(1) at least 3 platelet transfusions (not necessarily consecutive) within a 2 week period result in

(2) an inadequate post-transfusion platelet count increment.



• Petz (2000) cites Koerner et al (1988) relative to using 3 transfusions for defining a refractory response. Koerner refers to 3 consecutive platelet transfusion, while Petz uses 3 platelet transfusions in a 2 week period, not necessarily consecutive.


Measures of post-transfusion platelet count increment:

(1) percentage platelet recovery (PPR)

(2) corrected count increment (CCI): reported in platelets per 10^ platelets transfused per meter square BSA

Criteria for Inadequate Increase in the Post-Transfusion Platelet Count


Using the PPR

Using CCI

at 1 hour

< 30%

< 7,500

at 20 hours

< 20%

< 5,000


In the ASCO clinical practice guidelines for platelet transfusions (Schiffer et al), the platelet products should be:

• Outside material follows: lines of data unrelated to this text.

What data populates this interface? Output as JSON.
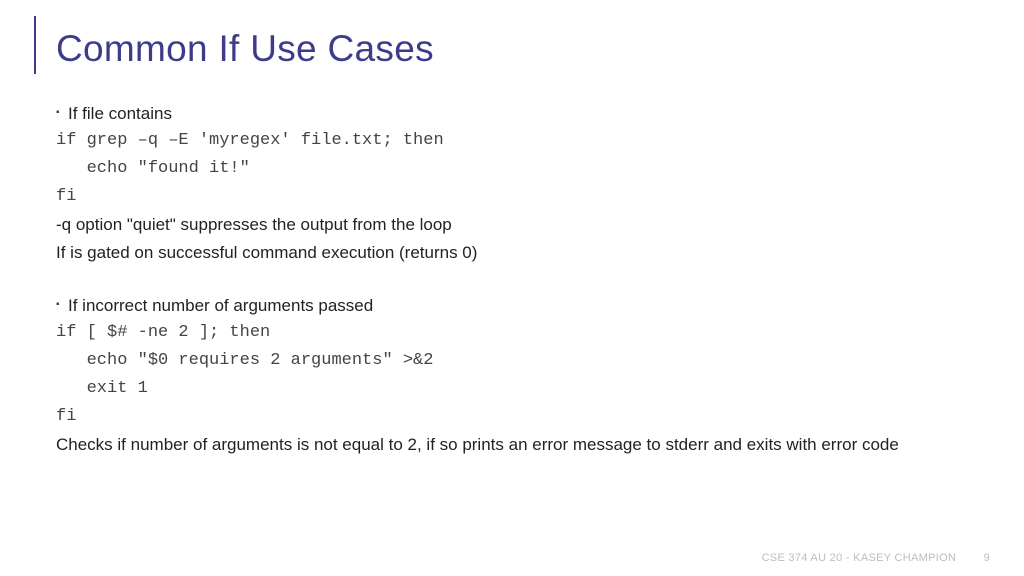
{
  "title": "Common If Use Cases",
  "section1": {
    "heading": "If file contains",
    "code": "if grep –q –E 'myregex' file.txt; then\n   echo \"found it!\"\nfi",
    "note1": "-q option \"quiet\" suppresses the output from the loop",
    "note2": "If is gated on successful command execution (returns 0)"
  },
  "section2": {
    "heading": "If incorrect number of arguments passed",
    "code": "if [ $# -ne 2 ]; then\n   echo \"$0 requires 2 arguments\" >&2\n   exit 1\nfi",
    "note1": "Checks if number of arguments is not equal to 2, if so prints an error message to stderr and exits with error code"
  },
  "footer": {
    "text": "CSE 374 AU 20 - KASEY CHAMPION",
    "page": "9"
  }
}
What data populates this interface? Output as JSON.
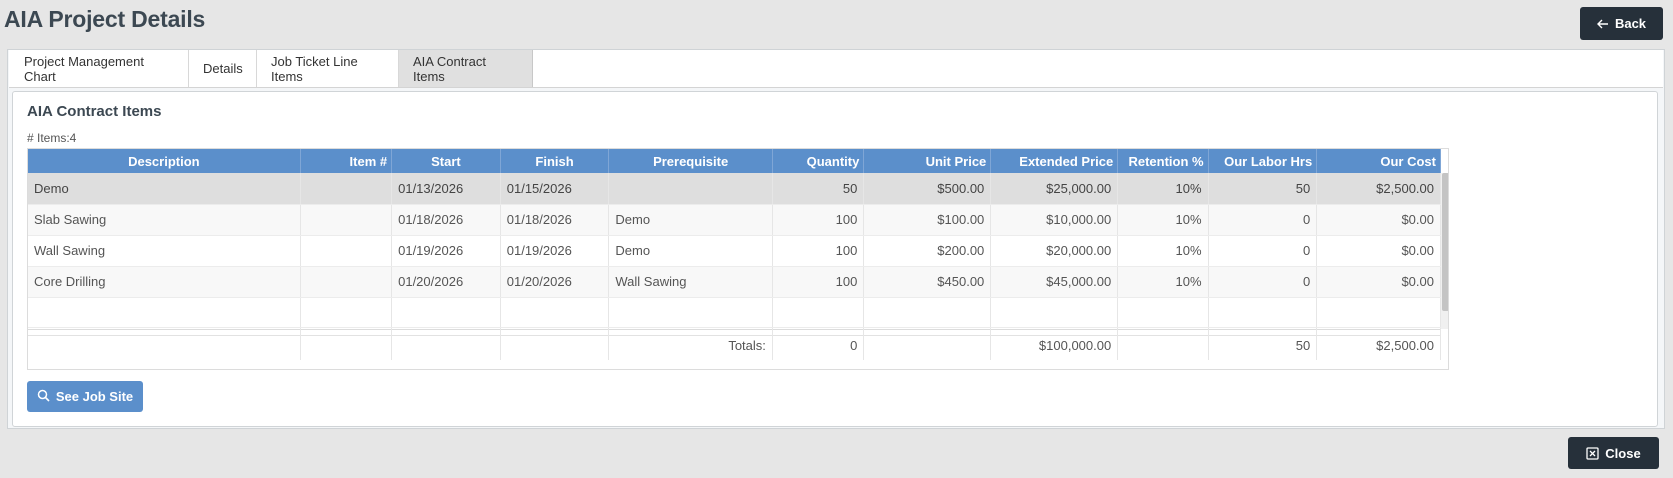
{
  "header": {
    "title": "AIA Project Details",
    "back_label": "Back"
  },
  "tabs": [
    {
      "label": "Project Management Chart"
    },
    {
      "label": "Details"
    },
    {
      "label": "Job Ticket Line Items"
    },
    {
      "label": "AIA Contract Items",
      "active": true
    }
  ],
  "panel": {
    "title": "AIA Contract Items",
    "items_count": "# Items:4"
  },
  "grid": {
    "columns": [
      "Description",
      "Item #",
      "Start",
      "Finish",
      "Prerequisite",
      "Quantity",
      "Unit Price",
      "Extended Price",
      "Retention %",
      "Our Labor Hrs",
      "Our Cost"
    ],
    "rows": [
      {
        "description": "Demo",
        "item": "",
        "start": "01/13/2026",
        "finish": "01/15/2026",
        "prerequisite": "",
        "quantity": "50",
        "unit_price": "$500.00",
        "extended_price": "$25,000.00",
        "retention": "10%",
        "labor_hrs": "50",
        "our_cost": "$2,500.00"
      },
      {
        "description": "Slab Sawing",
        "item": "",
        "start": "01/18/2026",
        "finish": "01/18/2026",
        "prerequisite": "Demo",
        "quantity": "100",
        "unit_price": "$100.00",
        "extended_price": "$10,000.00",
        "retention": "10%",
        "labor_hrs": "0",
        "our_cost": "$0.00"
      },
      {
        "description": "Wall Sawing",
        "item": "",
        "start": "01/19/2026",
        "finish": "01/19/2026",
        "prerequisite": "Demo",
        "quantity": "100",
        "unit_price": "$200.00",
        "extended_price": "$20,000.00",
        "retention": "10%",
        "labor_hrs": "0",
        "our_cost": "$0.00"
      },
      {
        "description": "Core Drilling",
        "item": "",
        "start": "01/20/2026",
        "finish": "01/20/2026",
        "prerequisite": "Wall Sawing",
        "quantity": "100",
        "unit_price": "$450.00",
        "extended_price": "$45,000.00",
        "retention": "10%",
        "labor_hrs": "0",
        "our_cost": "$0.00"
      }
    ],
    "totals": {
      "label": "Totals:",
      "quantity": "0",
      "extended_price": "$100,000.00",
      "labor_hrs": "50",
      "our_cost": "$2,500.00"
    }
  },
  "actions": {
    "see_job_site": "See Job Site",
    "close": "Close"
  },
  "icons": {
    "back": "arrow-left-icon",
    "search": "search-icon",
    "close": "close-box-icon"
  },
  "colors": {
    "header_blue": "#5b8fcb",
    "dark_button": "#26303a",
    "selected_row": "#dedede"
  }
}
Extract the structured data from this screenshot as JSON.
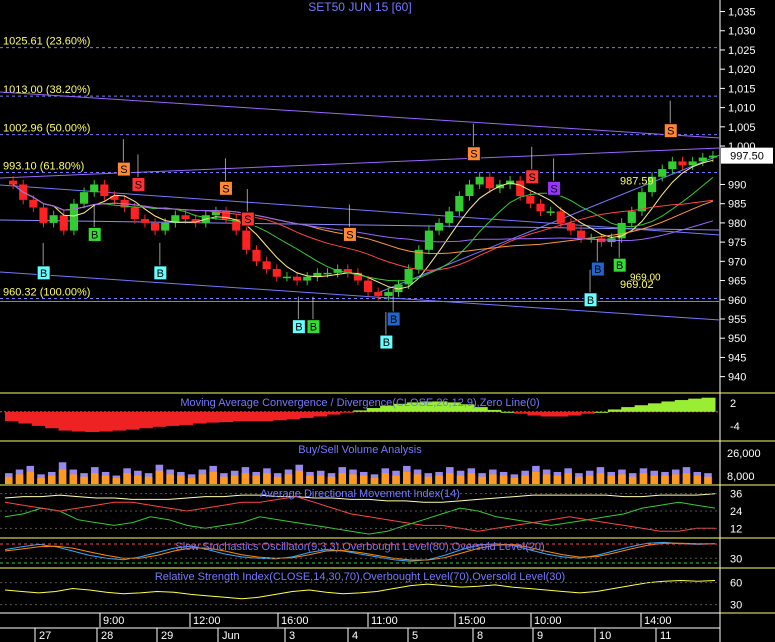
{
  "title": "SET50 JUN 15   [60]",
  "colors": {
    "background": "#000000",
    "up_candle": "#33cc33",
    "down_candle": "#ff2222",
    "axis": "#ffffff",
    "fib_line": "#7777ff",
    "fib_text": "#ffff66",
    "panel_title": "#7777ff",
    "last_price_box": "#ffffff"
  },
  "chart_data": [
    {
      "type": "candlestick",
      "panel": "price",
      "title": "SET50 JUN 15   [60]",
      "ylim": [
        936,
        1038
      ],
      "y_ticks": [
        "1,035",
        "1,030",
        "1,025",
        "1,020",
        "1,015",
        "1,010",
        "1,005",
        "1,000",
        "990",
        "985",
        "980",
        "975",
        "970",
        "965",
        "960",
        "955",
        "950",
        "945",
        "940"
      ],
      "last_price": "997.50",
      "price_labels": [
        "987.59",
        "969.02",
        "969.00"
      ],
      "fibonacci_levels": [
        {
          "label": "1025.61 (23.60%)",
          "value": 1025.61
        },
        {
          "label": "1013.00 (38.20%)",
          "value": 1013.0
        },
        {
          "label": "1002.96 (50.00%)",
          "value": 1002.96
        },
        {
          "label": "993.10 (61.80%)",
          "value": 993.1
        },
        {
          "label": "960.32 (100.00%)",
          "value": 960.32
        }
      ],
      "close": [
        990,
        986,
        984,
        980,
        982,
        978,
        985,
        988,
        990,
        987,
        986,
        984,
        981,
        980,
        978,
        980,
        982,
        981,
        980,
        982,
        983,
        981,
        978,
        973,
        970,
        968,
        966,
        966,
        965,
        966,
        967,
        967,
        968,
        967,
        965,
        962,
        961,
        962,
        964,
        968,
        973,
        978,
        980,
        983,
        987,
        990,
        992,
        989,
        990,
        991,
        987,
        985,
        983,
        983,
        980,
        978,
        976,
        976,
        975,
        976,
        980,
        983,
        988,
        992,
        994,
        996,
        995,
        996,
        997,
        997.5
      ],
      "signals": [
        {
          "label": "B",
          "color": "#66ffff",
          "index": 4,
          "price": 967
        },
        {
          "label": "B",
          "color": "#33dd33",
          "index": 11,
          "price": 977
        },
        {
          "label": "S",
          "color": "#ff8833",
          "index": 15,
          "price": 994
        },
        {
          "label": "S",
          "color": "#ff3333",
          "index": 17,
          "price": 990
        },
        {
          "label": "B",
          "color": "#66ffff",
          "index": 20,
          "price": 967
        },
        {
          "label": "S",
          "color": "#ff8833",
          "index": 29,
          "price": 989
        },
        {
          "label": "S",
          "color": "#ff3333",
          "index": 32,
          "price": 981
        },
        {
          "label": "B",
          "color": "#66ffff",
          "index": 39,
          "price": 953
        },
        {
          "label": "B",
          "color": "#33dd33",
          "index": 41,
          "price": 953
        },
        {
          "label": "S",
          "color": "#ff8833",
          "index": 46,
          "price": 977
        },
        {
          "label": "B",
          "color": "#66ffff",
          "index": 51,
          "price": 949
        },
        {
          "label": "B",
          "color": "#2266cc",
          "index": 52,
          "price": 955
        },
        {
          "label": "S",
          "color": "#ff8833",
          "index": 63,
          "price": 998
        },
        {
          "label": "S",
          "color": "#ff3333",
          "index": 71,
          "price": 992
        },
        {
          "label": "S",
          "color": "#9933ff",
          "index": 74,
          "price": 989
        },
        {
          "label": "B",
          "color": "#66ffff",
          "index": 79,
          "price": 960
        },
        {
          "label": "B",
          "color": "#2266cc",
          "index": 80,
          "price": 968
        },
        {
          "label": "B",
          "color": "#33dd33",
          "index": 83,
          "price": 969
        },
        {
          "label": "S",
          "color": "#ff8833",
          "index": 90,
          "price": 1004
        }
      ]
    },
    {
      "type": "bar-line",
      "panel": "macd",
      "title": "Moving Average Convergence / Divergence(CLOSE,26,12,9),Zero Line(0)",
      "y_ticks": [
        "2",
        "-4"
      ],
      "ylim": [
        -6,
        4
      ],
      "histogram": [
        -2,
        -2.5,
        -3,
        -3.5,
        -4,
        -4.2,
        -4.3,
        -4.2,
        -4,
        -3.8,
        -3.5,
        -3.2,
        -3,
        -2.8,
        -2.5,
        -2.3,
        -2.2,
        -2,
        -2,
        -2,
        -1.8,
        -1.6,
        -1.3,
        -1,
        -0.6,
        -0.2,
        0.3,
        0.8,
        1.3,
        1.7,
        2,
        2.2,
        2.2,
        2,
        1.6,
        1,
        0.4,
        0,
        -0.4,
        -0.8,
        -1,
        -1,
        -0.8,
        -0.4,
        0,
        0.5,
        1,
        1.4,
        1.8,
        2.2,
        2.5,
        2.8,
        3
      ]
    },
    {
      "type": "bar",
      "panel": "volume",
      "title": "Buy/Sell Volume Analysis",
      "y_ticks": [
        "26,000",
        "8,000"
      ],
      "ylim": [
        0,
        34000
      ],
      "buy": [
        9000,
        12000,
        15000,
        8000,
        10000,
        18000,
        12000,
        9000,
        14000,
        10000,
        7000,
        13000,
        11000,
        9000,
        16000,
        12000,
        10000,
        8000,
        12000,
        15000,
        9000,
        11000,
        14000,
        10000,
        13000,
        9000,
        12000,
        16000,
        10000,
        11000,
        9000,
        14000,
        12000,
        10000,
        8000,
        13000,
        11000,
        15000,
        12000,
        9000,
        10000,
        14000,
        11000,
        13000,
        9000,
        12000,
        10000,
        8000,
        11000,
        15000,
        12000,
        10000,
        13000,
        9000,
        11000,
        14000,
        10000,
        12000,
        9000,
        13000,
        11000,
        10000,
        12000,
        14000,
        10000,
        9000
      ],
      "sell": [
        6000,
        8000,
        10000,
        5000,
        7000,
        12000,
        8000,
        6000,
        9000,
        7000,
        5000,
        9000,
        7000,
        6000,
        11000,
        8000,
        7000,
        5000,
        8000,
        10000,
        6000,
        7000,
        9000,
        7000,
        9000,
        6000,
        8000,
        11000,
        7000,
        7000,
        6000,
        9000,
        8000,
        7000,
        5000,
        9000,
        7000,
        10000,
        8000,
        6000,
        7000,
        9000,
        7000,
        9000,
        6000,
        8000,
        7000,
        5000,
        7000,
        10000,
        8000,
        7000,
        9000,
        6000,
        7000,
        9000,
        7000,
        8000,
        6000,
        9000,
        7000,
        7000,
        8000,
        9000,
        7000,
        6000
      ]
    },
    {
      "type": "line",
      "panel": "adx",
      "title": "Average Directional Movement Index(14)",
      "y_ticks": [
        "36",
        "24",
        "12"
      ],
      "ylim": [
        6,
        42
      ],
      "series": [
        {
          "color": "#ffffaa",
          "values": [
            33,
            34,
            34,
            35,
            34,
            33,
            33,
            32,
            32,
            32,
            33,
            34,
            34,
            35,
            35,
            34,
            34,
            33,
            33,
            32,
            32,
            31,
            31,
            30,
            30,
            31,
            32,
            33,
            34,
            35,
            35,
            35,
            35,
            35,
            34,
            34,
            35,
            35,
            35,
            36
          ]
        },
        {
          "color": "#33cc33",
          "values": [
            20,
            22,
            26,
            24,
            18,
            16,
            14,
            16,
            20,
            18,
            14,
            12,
            14,
            16,
            20,
            18,
            16,
            14,
            12,
            10,
            8,
            10,
            14,
            18,
            22,
            26,
            24,
            20,
            18,
            16,
            14,
            16,
            18,
            20,
            22,
            26,
            28,
            30,
            28,
            26
          ]
        },
        {
          "color": "#ff4444",
          "values": [
            30,
            28,
            26,
            24,
            26,
            28,
            30,
            30,
            28,
            26,
            24,
            26,
            28,
            30,
            30,
            32,
            34,
            30,
            26,
            22,
            20,
            18,
            16,
            14,
            14,
            12,
            10,
            12,
            14,
            16,
            18,
            20,
            18,
            16,
            14,
            12,
            10,
            10,
            12,
            12
          ]
        }
      ]
    },
    {
      "type": "line",
      "panel": "stochastic",
      "title": "Slow Stochastics Oscillator(9,3,3),Overbought Level(80),Oversold Level(20)",
      "y_ticks": [
        "30"
      ],
      "ylim": [
        0,
        100
      ],
      "series": [
        {
          "color": "#33aaff",
          "values": [
            60,
            70,
            78,
            70,
            55,
            40,
            30,
            25,
            35,
            50,
            65,
            72,
            60,
            45,
            35,
            30,
            28,
            35,
            50,
            60,
            55,
            45,
            35,
            25,
            20,
            25,
            40,
            60,
            75,
            80,
            75,
            60,
            45,
            35,
            30,
            40,
            55,
            70,
            82,
            85,
            80,
            78,
            80
          ]
        },
        {
          "color": "#ff8800",
          "values": [
            55,
            62,
            70,
            72,
            65,
            52,
            40,
            30,
            30,
            40,
            55,
            66,
            65,
            55,
            42,
            34,
            30,
            32,
            42,
            55,
            57,
            50,
            40,
            30,
            24,
            24,
            32,
            48,
            64,
            75,
            78,
            68,
            54,
            42,
            34,
            36,
            48,
            62,
            75,
            82,
            82,
            80,
            80
          ]
        }
      ]
    },
    {
      "type": "line",
      "panel": "rsi",
      "title": "Relative Strength Index(CLOSE,14,30,70),Overbought Level(70),Oversold Level(30)",
      "y_ticks": [
        "60",
        "30"
      ],
      "ylim": [
        20,
        80
      ],
      "series": [
        {
          "color": "#ffff44",
          "values": [
            50,
            48,
            46,
            48,
            52,
            50,
            47,
            45,
            46,
            48,
            47,
            44,
            42,
            40,
            38,
            40,
            44,
            48,
            50,
            47,
            45,
            46,
            48,
            52,
            56,
            58,
            56,
            54,
            55,
            57,
            54,
            52,
            50,
            48,
            46,
            48,
            52,
            56,
            60,
            62,
            63,
            62,
            63
          ]
        }
      ]
    },
    {
      "type": "axis",
      "panel": "time",
      "time_labels": [
        "9:00",
        "12:00",
        "16:00",
        "11:00",
        "15:00",
        "10:00",
        "14:00"
      ],
      "date_labels": [
        "27",
        "28",
        "29",
        "Jun",
        "3",
        "4",
        "5",
        "8",
        "9",
        "10",
        "11"
      ]
    }
  ]
}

(1) ABO compatible

(2) stored less than 72 hours

before the patient is considered refractory. However, I am not sure if I have ever encountered platelets being transfused that were > 72 hours old.


To read more or access our algorithms and calculators, please log in or register.